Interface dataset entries
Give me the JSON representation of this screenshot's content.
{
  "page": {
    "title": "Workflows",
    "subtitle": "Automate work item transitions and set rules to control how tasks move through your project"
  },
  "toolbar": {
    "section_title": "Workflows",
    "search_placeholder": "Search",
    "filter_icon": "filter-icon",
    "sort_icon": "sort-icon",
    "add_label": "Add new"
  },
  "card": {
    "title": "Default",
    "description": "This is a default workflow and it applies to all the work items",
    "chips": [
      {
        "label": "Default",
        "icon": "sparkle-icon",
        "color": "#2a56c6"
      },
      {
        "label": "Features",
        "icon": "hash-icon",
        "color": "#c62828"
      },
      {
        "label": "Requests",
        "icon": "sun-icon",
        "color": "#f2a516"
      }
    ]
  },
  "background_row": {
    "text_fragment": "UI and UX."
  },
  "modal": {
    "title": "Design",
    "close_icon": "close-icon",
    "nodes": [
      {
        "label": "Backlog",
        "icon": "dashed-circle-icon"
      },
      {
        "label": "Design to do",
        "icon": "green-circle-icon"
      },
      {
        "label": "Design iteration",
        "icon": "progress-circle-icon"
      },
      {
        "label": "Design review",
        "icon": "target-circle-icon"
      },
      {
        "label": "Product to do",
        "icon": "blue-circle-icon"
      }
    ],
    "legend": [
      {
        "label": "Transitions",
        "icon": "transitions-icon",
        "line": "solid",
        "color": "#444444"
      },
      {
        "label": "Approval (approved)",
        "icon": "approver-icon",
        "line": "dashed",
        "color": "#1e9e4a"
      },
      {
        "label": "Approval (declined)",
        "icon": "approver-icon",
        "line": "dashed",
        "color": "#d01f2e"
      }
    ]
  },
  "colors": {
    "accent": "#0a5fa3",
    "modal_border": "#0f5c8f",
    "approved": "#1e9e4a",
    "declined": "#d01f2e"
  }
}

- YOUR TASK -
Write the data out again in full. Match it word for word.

- REPLY TO THE TASK -
Give me the JSON representation of this screenshot's content.
{
  "page": {
    "title": "Workflows",
    "subtitle": "Automate work item transitions and set rules to control how tasks move through your project"
  },
  "toolbar": {
    "section_title": "Workflows",
    "search_placeholder": "Search",
    "filter_icon": "filter-icon",
    "sort_icon": "sort-icon",
    "add_label": "Add new"
  },
  "card": {
    "title": "Default",
    "description": "This is a default workflow and it applies to all the work items",
    "chips": [
      {
        "label": "Default",
        "icon": "sparkle-icon",
        "color": "#2a56c6"
      },
      {
        "label": "Features",
        "icon": "hash-icon",
        "color": "#c62828"
      },
      {
        "label": "Requests",
        "icon": "sun-icon",
        "color": "#f2a516"
      }
    ]
  },
  "background_row": {
    "text_fragment": "UI and UX."
  },
  "modal": {
    "title": "Design",
    "close_icon": "close-icon",
    "nodes": [
      {
        "label": "Backlog",
        "icon": "dashed-circle-icon"
      },
      {
        "label": "Design to do",
        "icon": "green-circle-icon"
      },
      {
        "label": "Design iteration",
        "icon": "progress-circle-icon"
      },
      {
        "label": "Design review",
        "icon": "target-circle-icon"
      },
      {
        "label": "Product to do",
        "icon": "blue-circle-icon"
      }
    ],
    "legend": [
      {
        "label": "Transitions",
        "icon": "transitions-icon",
        "line": "solid",
        "color": "#444444"
      },
      {
        "label": "Approval (approved)",
        "icon": "approver-icon",
        "line": "dashed",
        "color": "#1e9e4a"
      },
      {
        "label": "Approval (declined)",
        "icon": "approver-icon",
        "line": "dashed",
        "color": "#d01f2e"
      }
    ]
  },
  "colors": {
    "accent": "#0a5fa3",
    "modal_border": "#0f5c8f",
    "approved": "#1e9e4a",
    "declined": "#d01f2e"
  }
}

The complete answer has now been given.